*WHAT THE TASK ASKS*. Look through the material below and give the number of lines where the string "title" occurs, with nothing added.

==== MATERIAL SUPPLIED

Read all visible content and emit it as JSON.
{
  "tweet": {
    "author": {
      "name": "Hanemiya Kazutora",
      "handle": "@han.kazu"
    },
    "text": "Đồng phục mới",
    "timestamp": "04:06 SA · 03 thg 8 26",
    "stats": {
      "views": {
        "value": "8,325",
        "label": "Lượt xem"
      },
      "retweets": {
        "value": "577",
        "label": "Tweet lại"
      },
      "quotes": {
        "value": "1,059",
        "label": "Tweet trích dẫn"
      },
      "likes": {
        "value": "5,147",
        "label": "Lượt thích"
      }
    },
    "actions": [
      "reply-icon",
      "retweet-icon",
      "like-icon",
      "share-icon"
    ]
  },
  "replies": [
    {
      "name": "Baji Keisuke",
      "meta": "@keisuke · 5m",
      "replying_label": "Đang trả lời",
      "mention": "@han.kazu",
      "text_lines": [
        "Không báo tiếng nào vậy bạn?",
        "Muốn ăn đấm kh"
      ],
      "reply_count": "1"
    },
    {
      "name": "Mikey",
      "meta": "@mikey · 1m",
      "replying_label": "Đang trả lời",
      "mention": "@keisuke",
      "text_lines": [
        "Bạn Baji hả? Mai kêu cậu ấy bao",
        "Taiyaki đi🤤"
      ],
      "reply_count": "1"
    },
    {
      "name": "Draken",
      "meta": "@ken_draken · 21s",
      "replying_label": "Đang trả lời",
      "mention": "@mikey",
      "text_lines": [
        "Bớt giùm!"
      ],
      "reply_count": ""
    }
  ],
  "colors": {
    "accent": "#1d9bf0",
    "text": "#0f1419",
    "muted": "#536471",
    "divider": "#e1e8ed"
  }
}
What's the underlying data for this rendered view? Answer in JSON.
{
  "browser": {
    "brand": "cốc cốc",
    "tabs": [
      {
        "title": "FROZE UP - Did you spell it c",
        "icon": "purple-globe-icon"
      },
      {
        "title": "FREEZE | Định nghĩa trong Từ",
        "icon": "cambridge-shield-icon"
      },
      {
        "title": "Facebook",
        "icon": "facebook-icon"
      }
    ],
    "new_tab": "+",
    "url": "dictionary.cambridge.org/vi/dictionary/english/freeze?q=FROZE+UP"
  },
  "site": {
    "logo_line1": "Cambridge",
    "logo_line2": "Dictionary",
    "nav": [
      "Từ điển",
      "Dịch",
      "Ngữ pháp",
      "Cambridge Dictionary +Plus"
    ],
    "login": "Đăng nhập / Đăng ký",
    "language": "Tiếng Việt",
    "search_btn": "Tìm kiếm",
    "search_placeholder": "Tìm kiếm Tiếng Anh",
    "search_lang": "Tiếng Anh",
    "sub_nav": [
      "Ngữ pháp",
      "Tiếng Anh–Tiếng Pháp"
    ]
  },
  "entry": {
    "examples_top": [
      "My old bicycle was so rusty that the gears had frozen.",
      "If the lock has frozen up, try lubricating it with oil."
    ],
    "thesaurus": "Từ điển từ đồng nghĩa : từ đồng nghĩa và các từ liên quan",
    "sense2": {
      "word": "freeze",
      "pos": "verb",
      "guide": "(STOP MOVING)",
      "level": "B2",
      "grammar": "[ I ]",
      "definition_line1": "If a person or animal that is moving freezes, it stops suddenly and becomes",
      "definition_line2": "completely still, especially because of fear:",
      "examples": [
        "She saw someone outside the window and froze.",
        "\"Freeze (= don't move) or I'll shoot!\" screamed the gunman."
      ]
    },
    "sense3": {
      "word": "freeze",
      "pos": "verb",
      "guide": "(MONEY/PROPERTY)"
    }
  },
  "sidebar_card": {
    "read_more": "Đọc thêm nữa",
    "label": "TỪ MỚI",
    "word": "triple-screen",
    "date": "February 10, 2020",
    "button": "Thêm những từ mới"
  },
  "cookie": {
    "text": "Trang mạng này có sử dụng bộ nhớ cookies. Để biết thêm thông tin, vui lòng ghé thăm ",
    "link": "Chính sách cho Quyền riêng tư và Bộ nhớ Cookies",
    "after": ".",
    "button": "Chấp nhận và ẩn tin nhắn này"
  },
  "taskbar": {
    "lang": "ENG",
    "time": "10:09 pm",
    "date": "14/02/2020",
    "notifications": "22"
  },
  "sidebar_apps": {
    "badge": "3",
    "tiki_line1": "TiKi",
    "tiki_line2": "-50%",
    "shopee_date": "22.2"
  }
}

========

*WRITTEN ANSWER*. 3